About this exercise -> Only a number is expected: how many lines in the entries that follow contain the word "Bachelor"?

Supplied data ->
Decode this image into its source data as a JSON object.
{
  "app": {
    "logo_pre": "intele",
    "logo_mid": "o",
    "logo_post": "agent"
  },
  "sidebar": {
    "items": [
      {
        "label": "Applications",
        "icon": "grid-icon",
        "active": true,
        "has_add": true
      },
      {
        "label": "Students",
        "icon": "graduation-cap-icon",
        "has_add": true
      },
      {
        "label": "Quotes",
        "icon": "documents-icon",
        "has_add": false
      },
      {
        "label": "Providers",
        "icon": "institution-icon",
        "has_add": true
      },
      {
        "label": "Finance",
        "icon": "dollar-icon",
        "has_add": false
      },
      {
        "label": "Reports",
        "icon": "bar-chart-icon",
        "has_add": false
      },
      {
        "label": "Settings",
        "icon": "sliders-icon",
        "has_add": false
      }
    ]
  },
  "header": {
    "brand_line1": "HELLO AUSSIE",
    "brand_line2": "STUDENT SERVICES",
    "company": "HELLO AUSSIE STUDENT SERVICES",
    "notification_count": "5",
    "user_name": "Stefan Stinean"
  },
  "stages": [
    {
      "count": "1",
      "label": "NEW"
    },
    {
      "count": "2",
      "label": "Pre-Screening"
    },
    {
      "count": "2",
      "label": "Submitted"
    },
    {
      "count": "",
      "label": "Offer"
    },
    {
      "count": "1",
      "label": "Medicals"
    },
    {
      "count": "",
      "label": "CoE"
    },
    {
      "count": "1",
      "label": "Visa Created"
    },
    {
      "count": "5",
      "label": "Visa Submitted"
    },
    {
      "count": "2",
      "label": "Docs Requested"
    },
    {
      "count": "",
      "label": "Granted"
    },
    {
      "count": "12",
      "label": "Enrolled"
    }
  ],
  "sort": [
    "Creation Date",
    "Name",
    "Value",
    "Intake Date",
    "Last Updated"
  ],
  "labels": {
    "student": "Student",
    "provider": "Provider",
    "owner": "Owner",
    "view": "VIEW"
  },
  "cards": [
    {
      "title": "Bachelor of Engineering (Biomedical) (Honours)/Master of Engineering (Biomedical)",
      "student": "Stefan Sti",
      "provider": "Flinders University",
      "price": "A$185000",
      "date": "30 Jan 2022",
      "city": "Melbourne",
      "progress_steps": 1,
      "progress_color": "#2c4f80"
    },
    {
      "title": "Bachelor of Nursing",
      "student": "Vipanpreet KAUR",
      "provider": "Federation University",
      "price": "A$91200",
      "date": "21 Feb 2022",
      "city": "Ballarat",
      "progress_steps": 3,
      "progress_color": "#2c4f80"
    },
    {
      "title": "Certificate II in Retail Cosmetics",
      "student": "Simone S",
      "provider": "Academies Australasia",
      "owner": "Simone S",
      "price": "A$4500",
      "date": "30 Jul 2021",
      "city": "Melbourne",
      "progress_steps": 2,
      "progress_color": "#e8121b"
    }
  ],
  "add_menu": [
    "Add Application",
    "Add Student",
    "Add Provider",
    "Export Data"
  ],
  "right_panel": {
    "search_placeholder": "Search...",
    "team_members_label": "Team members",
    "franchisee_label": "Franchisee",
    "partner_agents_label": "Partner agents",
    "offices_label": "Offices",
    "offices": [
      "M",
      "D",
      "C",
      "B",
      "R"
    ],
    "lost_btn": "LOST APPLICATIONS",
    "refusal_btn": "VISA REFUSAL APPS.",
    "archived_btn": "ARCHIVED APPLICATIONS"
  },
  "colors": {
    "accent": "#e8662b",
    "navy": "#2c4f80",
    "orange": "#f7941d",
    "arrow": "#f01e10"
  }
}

Solution for this exercise -> 2